    • We issued the first of the 3 bond tranches ($21M) last May and plan to issue the second bond, a whopping $70M, next May before construction of the high school can start. Assuming project costs come in as expected and that the 10 acre economic development’s timeline and land transaction payments occur as negotiated, no additional new taxes will be needed to pay for the CIP. To me, those are some big assumptions so I think we need to be cautious!
  • Budget guidance – based on our work session discussion, there was majority consensus on Council to guide budget development to the 2% organic revenue growth forecast, mainly in anticipation of economic headwinds and necessary prudence ahead of the biggest part of the CIP.

(3) The Latest School Enrollment Figures & Where Do Students Live?

As I’ve shared every year, the Student Ratios per Dwelling Unit chart, produced by a collaborative effort by the general government and schools, is an important piece of data to monitor. Key takeaways from this year’s:

  • This year, total Pk-12 student enrollment surprisingly dropped from 2707 to 2635 students, a decrease of 72 students. This is the first time I’ve seen a decrease. This data is only readily available in the past 10 years, but it may be longer than that since we’ve seen enrollment declines.
  • With the exception of single family houses and mid rise condos which saw very small increases, there were less students in all of the other housing types.
  • One of the most common misconceptions is that our previous years’ of student enrollment growth comes from the new mixed use development.
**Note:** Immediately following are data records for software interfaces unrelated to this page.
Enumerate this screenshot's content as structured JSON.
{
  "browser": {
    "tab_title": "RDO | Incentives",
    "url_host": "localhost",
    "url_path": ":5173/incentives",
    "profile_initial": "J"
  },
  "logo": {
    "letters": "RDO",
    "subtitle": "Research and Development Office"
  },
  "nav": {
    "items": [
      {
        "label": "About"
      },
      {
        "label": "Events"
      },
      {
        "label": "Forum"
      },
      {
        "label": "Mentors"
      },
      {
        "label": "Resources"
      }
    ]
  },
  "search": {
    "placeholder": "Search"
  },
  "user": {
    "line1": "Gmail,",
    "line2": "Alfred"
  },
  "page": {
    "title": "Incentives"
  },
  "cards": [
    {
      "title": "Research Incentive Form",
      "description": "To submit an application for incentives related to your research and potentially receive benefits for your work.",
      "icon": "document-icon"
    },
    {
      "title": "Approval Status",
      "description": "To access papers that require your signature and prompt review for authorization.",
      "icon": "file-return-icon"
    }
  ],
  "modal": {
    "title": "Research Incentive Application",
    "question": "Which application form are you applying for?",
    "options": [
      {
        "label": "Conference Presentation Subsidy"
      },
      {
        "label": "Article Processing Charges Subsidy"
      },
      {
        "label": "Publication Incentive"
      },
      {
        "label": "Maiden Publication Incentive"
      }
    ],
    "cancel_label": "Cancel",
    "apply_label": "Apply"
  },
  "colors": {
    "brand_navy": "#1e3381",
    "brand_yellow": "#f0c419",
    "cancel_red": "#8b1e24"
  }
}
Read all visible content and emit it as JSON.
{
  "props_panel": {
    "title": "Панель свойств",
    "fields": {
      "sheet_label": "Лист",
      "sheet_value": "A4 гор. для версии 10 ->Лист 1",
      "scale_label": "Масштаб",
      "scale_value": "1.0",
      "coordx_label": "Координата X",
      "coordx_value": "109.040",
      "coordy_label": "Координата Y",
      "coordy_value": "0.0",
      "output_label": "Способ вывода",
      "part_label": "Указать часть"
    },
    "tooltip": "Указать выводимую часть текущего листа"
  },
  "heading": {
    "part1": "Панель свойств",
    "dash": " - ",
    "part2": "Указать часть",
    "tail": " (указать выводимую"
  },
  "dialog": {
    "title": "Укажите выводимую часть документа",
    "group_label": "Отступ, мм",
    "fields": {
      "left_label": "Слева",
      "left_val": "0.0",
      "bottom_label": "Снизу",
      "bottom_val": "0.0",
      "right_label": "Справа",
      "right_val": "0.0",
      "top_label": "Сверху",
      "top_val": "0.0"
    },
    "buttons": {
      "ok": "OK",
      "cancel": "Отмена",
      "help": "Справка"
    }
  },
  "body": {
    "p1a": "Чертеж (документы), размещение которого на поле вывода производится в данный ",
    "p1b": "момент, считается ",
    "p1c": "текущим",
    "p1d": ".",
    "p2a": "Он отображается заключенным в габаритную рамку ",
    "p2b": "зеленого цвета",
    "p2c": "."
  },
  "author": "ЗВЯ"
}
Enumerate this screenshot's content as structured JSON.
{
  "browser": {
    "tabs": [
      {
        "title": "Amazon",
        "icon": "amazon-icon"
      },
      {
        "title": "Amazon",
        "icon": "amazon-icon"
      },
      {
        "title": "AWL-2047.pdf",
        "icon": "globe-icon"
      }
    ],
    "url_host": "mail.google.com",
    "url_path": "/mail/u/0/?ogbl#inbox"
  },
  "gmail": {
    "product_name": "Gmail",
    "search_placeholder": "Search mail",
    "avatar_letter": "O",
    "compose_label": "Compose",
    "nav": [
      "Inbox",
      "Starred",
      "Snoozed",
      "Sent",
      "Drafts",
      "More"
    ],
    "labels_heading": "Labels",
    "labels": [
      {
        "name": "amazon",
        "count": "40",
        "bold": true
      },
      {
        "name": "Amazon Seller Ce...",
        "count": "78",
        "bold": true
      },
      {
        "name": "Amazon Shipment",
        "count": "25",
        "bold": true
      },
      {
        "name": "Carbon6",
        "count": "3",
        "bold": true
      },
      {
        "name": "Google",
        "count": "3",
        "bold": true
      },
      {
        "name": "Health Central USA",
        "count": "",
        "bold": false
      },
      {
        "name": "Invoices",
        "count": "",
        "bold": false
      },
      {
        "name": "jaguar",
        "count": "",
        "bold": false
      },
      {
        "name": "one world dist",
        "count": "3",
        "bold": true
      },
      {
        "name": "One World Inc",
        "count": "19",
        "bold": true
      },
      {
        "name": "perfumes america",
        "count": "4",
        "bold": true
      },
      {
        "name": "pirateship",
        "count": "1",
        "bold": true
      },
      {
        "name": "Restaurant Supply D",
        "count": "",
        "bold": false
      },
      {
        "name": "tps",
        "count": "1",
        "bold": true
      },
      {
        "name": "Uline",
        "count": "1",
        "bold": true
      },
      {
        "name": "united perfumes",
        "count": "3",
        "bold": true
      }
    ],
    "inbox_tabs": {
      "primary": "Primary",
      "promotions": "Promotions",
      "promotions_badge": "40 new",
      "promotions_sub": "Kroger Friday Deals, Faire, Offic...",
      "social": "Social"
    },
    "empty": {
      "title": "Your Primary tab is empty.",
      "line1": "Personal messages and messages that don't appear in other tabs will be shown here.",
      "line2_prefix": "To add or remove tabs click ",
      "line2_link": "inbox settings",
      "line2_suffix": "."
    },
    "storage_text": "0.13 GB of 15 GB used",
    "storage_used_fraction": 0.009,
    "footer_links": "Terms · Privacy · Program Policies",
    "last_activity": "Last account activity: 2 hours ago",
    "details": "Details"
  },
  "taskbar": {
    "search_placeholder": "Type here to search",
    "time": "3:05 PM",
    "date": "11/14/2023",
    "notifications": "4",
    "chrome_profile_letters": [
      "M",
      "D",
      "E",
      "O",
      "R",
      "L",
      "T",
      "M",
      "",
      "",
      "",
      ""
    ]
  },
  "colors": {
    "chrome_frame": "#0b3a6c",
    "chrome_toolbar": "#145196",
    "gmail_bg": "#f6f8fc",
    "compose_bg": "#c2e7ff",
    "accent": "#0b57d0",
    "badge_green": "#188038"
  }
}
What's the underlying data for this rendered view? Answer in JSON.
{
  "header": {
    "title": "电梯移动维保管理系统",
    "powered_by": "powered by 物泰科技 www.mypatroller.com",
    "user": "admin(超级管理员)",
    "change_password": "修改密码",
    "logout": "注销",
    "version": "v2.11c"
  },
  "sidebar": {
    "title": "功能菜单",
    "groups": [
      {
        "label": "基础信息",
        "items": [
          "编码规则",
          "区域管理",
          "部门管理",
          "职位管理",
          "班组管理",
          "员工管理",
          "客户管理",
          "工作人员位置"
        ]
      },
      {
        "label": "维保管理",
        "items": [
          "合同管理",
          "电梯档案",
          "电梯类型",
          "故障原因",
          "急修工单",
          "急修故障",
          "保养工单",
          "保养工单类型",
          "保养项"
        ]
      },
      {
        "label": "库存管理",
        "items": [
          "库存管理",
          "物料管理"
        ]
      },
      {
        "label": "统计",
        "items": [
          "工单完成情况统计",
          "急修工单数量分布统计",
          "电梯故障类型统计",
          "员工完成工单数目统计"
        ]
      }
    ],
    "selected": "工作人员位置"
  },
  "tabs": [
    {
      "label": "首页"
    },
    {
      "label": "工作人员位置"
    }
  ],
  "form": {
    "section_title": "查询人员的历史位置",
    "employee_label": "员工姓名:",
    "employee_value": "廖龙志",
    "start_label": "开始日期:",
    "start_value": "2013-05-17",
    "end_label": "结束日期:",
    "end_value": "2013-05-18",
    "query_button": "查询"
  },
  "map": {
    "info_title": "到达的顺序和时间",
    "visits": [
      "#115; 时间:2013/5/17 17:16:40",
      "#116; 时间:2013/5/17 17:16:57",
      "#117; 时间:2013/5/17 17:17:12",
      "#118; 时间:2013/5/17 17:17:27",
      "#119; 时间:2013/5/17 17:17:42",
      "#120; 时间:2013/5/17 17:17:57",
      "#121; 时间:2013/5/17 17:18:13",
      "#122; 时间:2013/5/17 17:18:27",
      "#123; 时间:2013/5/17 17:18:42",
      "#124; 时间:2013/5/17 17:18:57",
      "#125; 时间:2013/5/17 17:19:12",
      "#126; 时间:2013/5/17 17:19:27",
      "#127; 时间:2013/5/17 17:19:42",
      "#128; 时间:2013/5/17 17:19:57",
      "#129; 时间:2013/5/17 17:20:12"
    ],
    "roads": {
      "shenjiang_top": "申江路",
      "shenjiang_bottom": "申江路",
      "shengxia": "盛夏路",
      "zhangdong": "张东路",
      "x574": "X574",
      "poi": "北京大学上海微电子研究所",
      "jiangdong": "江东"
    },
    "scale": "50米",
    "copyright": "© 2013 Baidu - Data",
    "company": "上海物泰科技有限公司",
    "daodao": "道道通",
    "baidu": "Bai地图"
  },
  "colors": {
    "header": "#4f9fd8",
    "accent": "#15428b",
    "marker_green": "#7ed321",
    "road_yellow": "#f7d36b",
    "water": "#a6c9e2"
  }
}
While there are students who live in those buildings, it is a small percentage. And 7 out of 8 buildings have seen the forecasted number of students, with Pearson Square as the outlier. This year, the number of students living in the 8 mixed use buildings dropped from 234 to 215 total students, about 8% of total students.
  • 60% of students live in single family houses, 13% in townhouses, 16% in older apartments, and 2% in older condos.


What’s Coming Up: